Data under study
..............................

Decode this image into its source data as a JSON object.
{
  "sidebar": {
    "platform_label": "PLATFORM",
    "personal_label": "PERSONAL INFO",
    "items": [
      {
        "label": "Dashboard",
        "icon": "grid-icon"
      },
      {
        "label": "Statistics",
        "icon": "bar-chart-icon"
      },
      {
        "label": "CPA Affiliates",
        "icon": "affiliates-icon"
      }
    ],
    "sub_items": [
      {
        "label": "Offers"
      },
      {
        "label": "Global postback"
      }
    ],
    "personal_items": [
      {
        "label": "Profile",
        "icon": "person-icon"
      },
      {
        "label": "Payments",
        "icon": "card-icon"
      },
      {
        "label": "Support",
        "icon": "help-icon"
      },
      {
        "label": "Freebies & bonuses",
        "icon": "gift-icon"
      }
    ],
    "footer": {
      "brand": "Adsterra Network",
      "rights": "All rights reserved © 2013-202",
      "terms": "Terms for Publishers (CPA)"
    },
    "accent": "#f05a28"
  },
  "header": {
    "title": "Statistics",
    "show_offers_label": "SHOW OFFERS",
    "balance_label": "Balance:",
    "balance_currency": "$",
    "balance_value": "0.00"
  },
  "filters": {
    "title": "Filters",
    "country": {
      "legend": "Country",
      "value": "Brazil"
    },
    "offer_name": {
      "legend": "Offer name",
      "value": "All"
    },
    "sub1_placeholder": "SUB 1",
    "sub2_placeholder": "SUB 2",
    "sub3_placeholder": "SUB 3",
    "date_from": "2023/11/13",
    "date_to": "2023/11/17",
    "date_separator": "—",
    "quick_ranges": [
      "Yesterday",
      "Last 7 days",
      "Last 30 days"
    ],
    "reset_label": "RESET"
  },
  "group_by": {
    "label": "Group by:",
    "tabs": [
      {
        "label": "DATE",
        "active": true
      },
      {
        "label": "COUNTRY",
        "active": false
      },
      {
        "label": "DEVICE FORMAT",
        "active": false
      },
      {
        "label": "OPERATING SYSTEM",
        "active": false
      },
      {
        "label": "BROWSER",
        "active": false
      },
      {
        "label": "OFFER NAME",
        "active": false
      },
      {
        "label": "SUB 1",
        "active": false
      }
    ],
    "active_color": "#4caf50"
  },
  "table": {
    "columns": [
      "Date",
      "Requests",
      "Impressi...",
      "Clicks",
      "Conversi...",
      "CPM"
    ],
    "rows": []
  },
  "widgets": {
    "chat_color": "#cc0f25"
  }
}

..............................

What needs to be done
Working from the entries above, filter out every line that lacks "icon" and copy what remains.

Solution to the exercise
        "icon": "grid-icon"
        "icon": "bar-chart-icon"
        "icon": "affiliates-icon"
        "icon": "person-icon"
        "icon": "card-icon"
        "icon": "help-icon"
        "icon": "gift-icon"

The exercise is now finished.